TASK. Output every record precisely.
━━━ DATA EXTRACTS
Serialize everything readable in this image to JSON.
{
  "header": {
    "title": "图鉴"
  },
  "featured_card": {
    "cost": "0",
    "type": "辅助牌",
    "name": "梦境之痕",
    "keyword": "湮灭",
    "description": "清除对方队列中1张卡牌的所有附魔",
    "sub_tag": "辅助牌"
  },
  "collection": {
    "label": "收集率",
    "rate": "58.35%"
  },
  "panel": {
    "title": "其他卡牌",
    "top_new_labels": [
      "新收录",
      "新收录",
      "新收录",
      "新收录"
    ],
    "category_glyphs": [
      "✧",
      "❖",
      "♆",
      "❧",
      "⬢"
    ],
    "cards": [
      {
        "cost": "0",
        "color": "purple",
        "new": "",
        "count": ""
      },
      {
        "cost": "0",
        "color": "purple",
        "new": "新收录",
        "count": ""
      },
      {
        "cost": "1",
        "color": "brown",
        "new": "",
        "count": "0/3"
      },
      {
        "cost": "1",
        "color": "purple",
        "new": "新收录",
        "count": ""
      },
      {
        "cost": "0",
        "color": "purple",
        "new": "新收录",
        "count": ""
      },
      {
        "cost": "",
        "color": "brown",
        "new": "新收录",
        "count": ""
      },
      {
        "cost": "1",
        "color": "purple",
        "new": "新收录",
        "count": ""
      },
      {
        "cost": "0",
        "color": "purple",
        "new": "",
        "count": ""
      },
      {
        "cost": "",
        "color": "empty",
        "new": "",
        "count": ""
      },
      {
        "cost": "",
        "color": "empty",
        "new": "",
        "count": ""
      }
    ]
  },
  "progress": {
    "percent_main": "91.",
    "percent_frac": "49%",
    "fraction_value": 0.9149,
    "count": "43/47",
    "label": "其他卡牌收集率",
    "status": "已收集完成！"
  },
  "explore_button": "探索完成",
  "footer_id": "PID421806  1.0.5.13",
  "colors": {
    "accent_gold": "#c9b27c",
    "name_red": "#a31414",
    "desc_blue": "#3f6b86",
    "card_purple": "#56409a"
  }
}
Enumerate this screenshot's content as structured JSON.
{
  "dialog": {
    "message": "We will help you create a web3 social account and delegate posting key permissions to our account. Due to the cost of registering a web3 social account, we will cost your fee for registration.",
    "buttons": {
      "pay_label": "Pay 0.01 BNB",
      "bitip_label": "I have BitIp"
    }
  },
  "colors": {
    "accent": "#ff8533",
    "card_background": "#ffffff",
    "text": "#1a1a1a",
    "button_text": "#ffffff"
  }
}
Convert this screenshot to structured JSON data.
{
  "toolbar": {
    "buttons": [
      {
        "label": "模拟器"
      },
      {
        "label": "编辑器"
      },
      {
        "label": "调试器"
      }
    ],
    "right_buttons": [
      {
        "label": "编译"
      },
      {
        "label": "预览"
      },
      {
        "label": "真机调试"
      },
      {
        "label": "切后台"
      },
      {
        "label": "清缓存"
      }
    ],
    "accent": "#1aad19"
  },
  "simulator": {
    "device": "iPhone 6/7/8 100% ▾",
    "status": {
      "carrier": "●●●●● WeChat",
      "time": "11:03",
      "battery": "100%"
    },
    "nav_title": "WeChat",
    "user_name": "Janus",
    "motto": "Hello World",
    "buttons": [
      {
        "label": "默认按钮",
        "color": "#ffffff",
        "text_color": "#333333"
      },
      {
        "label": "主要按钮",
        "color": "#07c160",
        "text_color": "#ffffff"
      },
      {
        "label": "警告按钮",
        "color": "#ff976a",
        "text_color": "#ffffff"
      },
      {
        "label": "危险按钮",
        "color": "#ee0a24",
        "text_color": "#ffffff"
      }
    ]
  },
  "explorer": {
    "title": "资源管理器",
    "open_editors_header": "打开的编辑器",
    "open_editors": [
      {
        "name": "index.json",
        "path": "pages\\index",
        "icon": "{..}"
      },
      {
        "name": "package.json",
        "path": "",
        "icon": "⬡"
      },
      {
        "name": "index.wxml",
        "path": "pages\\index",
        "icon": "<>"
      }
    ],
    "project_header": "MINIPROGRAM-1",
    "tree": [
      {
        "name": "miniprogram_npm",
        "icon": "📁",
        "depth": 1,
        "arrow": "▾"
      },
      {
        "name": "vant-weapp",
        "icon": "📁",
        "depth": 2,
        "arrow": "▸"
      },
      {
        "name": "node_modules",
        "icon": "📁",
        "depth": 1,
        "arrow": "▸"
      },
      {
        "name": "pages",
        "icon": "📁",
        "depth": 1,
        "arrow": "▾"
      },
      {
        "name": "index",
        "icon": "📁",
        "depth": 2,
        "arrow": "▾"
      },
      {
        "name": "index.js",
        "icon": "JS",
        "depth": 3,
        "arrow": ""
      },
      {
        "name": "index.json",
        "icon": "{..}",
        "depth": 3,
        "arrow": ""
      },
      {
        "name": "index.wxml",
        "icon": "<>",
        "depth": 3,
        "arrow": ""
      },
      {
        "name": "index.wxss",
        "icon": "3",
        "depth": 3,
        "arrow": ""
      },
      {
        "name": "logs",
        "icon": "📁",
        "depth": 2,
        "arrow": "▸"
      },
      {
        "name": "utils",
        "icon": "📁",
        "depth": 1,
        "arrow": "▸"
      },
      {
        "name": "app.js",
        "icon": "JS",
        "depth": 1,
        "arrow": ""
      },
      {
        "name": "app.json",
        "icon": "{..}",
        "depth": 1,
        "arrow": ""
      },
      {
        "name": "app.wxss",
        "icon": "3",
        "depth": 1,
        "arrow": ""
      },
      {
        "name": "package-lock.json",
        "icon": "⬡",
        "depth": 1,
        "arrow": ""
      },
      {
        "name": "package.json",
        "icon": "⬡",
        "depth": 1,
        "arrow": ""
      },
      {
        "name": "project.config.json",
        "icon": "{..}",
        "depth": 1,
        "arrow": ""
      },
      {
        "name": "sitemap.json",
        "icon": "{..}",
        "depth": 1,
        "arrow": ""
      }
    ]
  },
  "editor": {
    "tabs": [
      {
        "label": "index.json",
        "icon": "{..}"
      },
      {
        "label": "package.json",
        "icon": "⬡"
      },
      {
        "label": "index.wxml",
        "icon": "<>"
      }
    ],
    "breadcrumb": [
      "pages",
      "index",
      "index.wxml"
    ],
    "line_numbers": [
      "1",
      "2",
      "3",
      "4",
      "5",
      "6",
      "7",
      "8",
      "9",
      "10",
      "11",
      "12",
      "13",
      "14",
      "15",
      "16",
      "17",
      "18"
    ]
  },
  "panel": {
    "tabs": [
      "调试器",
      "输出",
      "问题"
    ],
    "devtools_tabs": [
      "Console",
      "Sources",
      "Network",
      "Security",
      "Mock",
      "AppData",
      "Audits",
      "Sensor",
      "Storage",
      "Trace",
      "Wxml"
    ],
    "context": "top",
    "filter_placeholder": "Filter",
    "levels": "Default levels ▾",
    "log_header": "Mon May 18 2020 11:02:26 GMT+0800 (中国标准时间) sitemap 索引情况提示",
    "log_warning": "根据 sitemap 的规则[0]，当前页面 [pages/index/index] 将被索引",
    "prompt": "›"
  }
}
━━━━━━
ANSWER.
Serialize everything readable in this image to JSON.
{
  "header": {
    "title": "图鉴"
  },
  "featured_card": {
    "cost": "0",
    "type": "辅助牌",
    "name": "梦境之痕",
    "keyword": "湮灭",
    "description": "清除对方队列中1张卡牌的所有附魔",
    "sub_tag": "辅助牌"
  },
  "collection": {
    "label": "收集率",
    "rate": "58.35%"
  },
  "panel": {
    "title": "其他卡牌",
    "top_new_labels": [
      "新收录",
      "新收录",
      "新收录",
      "新收录"
    ],
    "category_glyphs": [
      "✧",
      "❖",
      "♆",
      "❧",
      "⬢"
    ],
    "cards": [
      {
        "cost": "0",
        "color": "purple",
        "new": "",
        "count": ""
      },
      {
        "cost": "0",
        "color": "purple",
        "new": "新收录",
        "count": ""
      },
      {
        "cost": "1",
        "color": "brown",
        "new": "",
        "count": "0/3"
      },
      {
        "cost": "1",
        "color": "purple",
        "new": "新收录",
        "count": ""
      },
      {
        "cost": "0",
        "color": "purple",
        "new": "新收录",
        "count": ""
      },
      {
        "cost": "",
        "color": "brown",
        "new": "新收录",
        "count": ""
      },
      {
        "cost": "1",
        "color": "purple",
        "new": "新收录",
        "count": ""
      },
      {
        "cost": "0",
        "color": "purple",
        "new": "",
        "count": ""
      },
      {
        "cost": "",
        "color": "empty",
        "new": "",
        "count": ""
      },
      {
        "cost": "",
        "color": "empty",
        "new": "",
        "count": ""
      }
    ]
  },
  "progress": {
    "percent_main": "91.",
    "percent_frac": "49%",
    "fraction_value": 0.9149,
    "count": "43/47",
    "label": "其他卡牌收集率",
    "status": "已收集完成！"
  },
  "explore_button": "探索完成",
  "footer_id": "PID421806  1.0.5.13",
  "colors": {
    "accent_gold": "#c9b27c",
    "name_red": "#a31414",
    "desc_blue": "#3f6b86",
    "card_purple": "#56409a"
  }
}
Enumerate this screenshot's content as structured JSON.
{
  "dialog": {
    "message": "We will help you create a web3 social account and delegate posting key permissions to our account. Due to the cost of registering a web3 social account, we will cost your fee for registration.",
    "buttons": {
      "pay_label": "Pay 0.01 BNB",
      "bitip_label": "I have BitIp"
    }
  },
  "colors": {
    "accent": "#ff8533",
    "card_background": "#ffffff",
    "text": "#1a1a1a",
    "button_text": "#ffffff"
  }
}
Convert this screenshot to structured JSON data.
{
  "toolbar": {
    "buttons": [
      {
        "label": "模拟器"
      },
      {
        "label": "编辑器"
      },
      {
        "label": "调试器"
      }
    ],
    "right_buttons": [
      {
        "label": "编译"
      },
      {
        "label": "预览"
      },
      {
        "label": "真机调试"
      },
      {
        "label": "切后台"
      },
      {
        "label": "清缓存"
      }
    ],
    "accent": "#1aad19"
  },
  "simulator": {
    "device": "iPhone 6/7/8 100% ▾",
    "status": {
      "carrier": "●●●●● WeChat",
      "time": "11:03",
      "battery": "100%"
    },
    "nav_title": "WeChat",
    "user_name": "Janus",
    "motto": "Hello World",
    "buttons": [
      {
        "label": "默认按钮",
        "color": "#ffffff",
        "text_color": "#333333"
      },
      {
        "label": "主要按钮",
        "color": "#07c160",
        "text_color": "#ffffff"
      },
      {
        "label": "警告按钮",
        "color": "#ff976a",
        "text_color": "#ffffff"
      },
      {
        "label": "危险按钮",
        "color": "#ee0a24",
        "text_color": "#ffffff"
      }
    ]
  },
  "explorer": {
    "title": "资源管理器",
    "open_editors_header": "打开的编辑器",
    "open_editors": [
      {
        "name": "index.json",
        "path": "pages\\index",
        "icon": "{..}"
      },
      {
        "name": "package.json",
        "path": "",
        "icon": "⬡"
      },
      {
        "name": "index.wxml",
        "path": "pages\\index",
        "icon": "<>"
      }
    ],
    "project_header": "MINIPROGRAM-1",
    "tree": [
      {
        "name": "miniprogram_npm",
        "icon": "📁",
        "depth": 1,
        "arrow": "▾"
      },
      {
        "name": "vant-weapp",
        "icon": "📁",
        "depth": 2,
        "arrow": "▸"
      },
      {
        "name": "node_modules",
        "icon": "📁",
        "depth": 1,
        "arrow": "▸"
      },
      {
        "name": "pages",
        "icon": "📁",
        "depth": 1,
        "arrow": "▾"
      },
      {
        "name": "index",
        "icon": "📁",
        "depth": 2,
        "arrow": "▾"
      },
      {
        "name": "index.js",
        "icon": "JS",
        "depth": 3,
        "arrow": ""
      },
      {
        "name": "index.json",
        "icon": "{..}",
        "depth": 3,
        "arrow": ""
      },
      {
        "name": "index.wxml",
        "icon": "<>",
        "depth": 3,
        "arrow": ""
      },
      {
        "name": "index.wxss",
        "icon": "3",
        "depth": 3,
        "arrow": ""
      },
      {
        "name": "logs",
        "icon": "📁",
        "depth": 2,
        "arrow": "▸"
      },
      {
        "name": "utils",
        "icon": "📁",
        "depth": 1,
        "arrow": "▸"
      },
      {
        "name": "app.js",
        "icon": "JS",
        "depth": 1,
        "arrow": ""
      },
      {
        "name": "app.json",
        "icon": "{..}",
        "depth": 1,
        "arrow": ""
      },
      {
        "name": "app.wxss",
        "icon": "3",
        "depth": 1,
        "arrow": ""
      },
      {
        "name": "package-lock.json",
        "icon": "⬡",
        "depth": 1,
        "arrow": ""
      },
      {
        "name": "package.json",
        "icon": "⬡",
        "depth": 1,
        "arrow": ""
      },
      {
        "name": "project.config.json",
        "icon": "{..}",
        "depth": 1,
        "arrow": ""
      },
      {
        "name": "sitemap.json",
        "icon": "{..}",
        "depth": 1,
        "arrow": ""
      }
    ]
  },
  "editor": {
    "tabs": [
      {
        "label": "index.json",
        "icon": "{..}"
      },
      {
        "label": "package.json",
        "icon": "⬡"
      },
      {
        "label": "index.wxml",
        "icon": "<>"
      }
    ],
    "breadcrumb": [
      "pages",
      "index",
      "index.wxml"
    ],
    "line_numbers": [
      "1",
      "2",
      "3",
      "4",
      "5",
      "6",
      "7",
      "8",
      "9",
      "10",
      "11",
      "12",
      "13",
      "14",
      "15",
      "16",
      "17",
      "18"
    ]
  },
  "panel": {
    "tabs": [
      "调试器",
      "输出",
      "问题"
    ],
    "devtools_tabs": [
      "Console",
      "Sources",
      "Network",
      "Security",
      "Mock",
      "AppData",
      "Audits",
      "Sensor",
      "Storage",
      "Trace",
      "Wxml"
    ],
    "context": "top",
    "filter_placeholder": "Filter",
    "levels": "Default levels ▾",
    "log_header": "Mon May 18 2020 11:02:26 GMT+0800 (中国标准时间) sitemap 索引情况提示",
    "log_warning": "根据 sitemap 的规则[0]，当前页面 [pages/index/index] 将被索引",
    "prompt": "›"
  }
}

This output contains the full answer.